North Korea’s Diplomats in Africa Are Making Big Money Selling Ivory to Chinese Consumers

A China in Africa Podcast

The tightening of international sanctions against North Korea is helping to fuel the illicit ivory trade in Africa as the increasingly isolated country searches for new ways to generate revenue, according to a new report from the Global Initiative against Transnational Organized Crime. Much of that ivory, according to the report, is destined for the black market in China.

Although China announced in January that it would outlaw the domestic ivory trade, consumer demand appears to remain strong as the wholesale price for raw ivory hovers around $1,100 per kilo.

North Korea’s role in the African ivory trade is largely confined to “buying and bagging,” said Julian Rademeyer, the report’s author and an acclaimed South African environmental investigative journalist. North Korean officials, he added, are often able to easily move their illegal contraband as diplomatic cargo so it usually goes unchecked by local customs authorities.
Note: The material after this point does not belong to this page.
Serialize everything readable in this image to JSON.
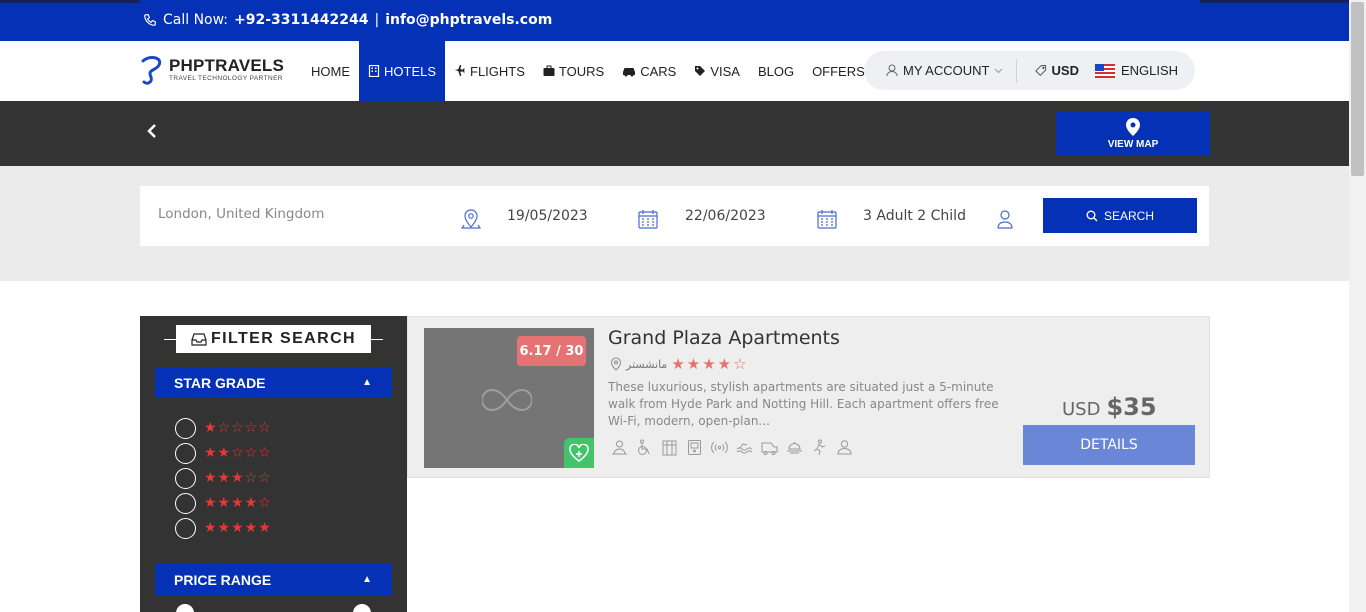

Rademeyer joins Eric and Cobus to discuss his findings on North Korea’s role in the illegal ivory trade between China and Africa.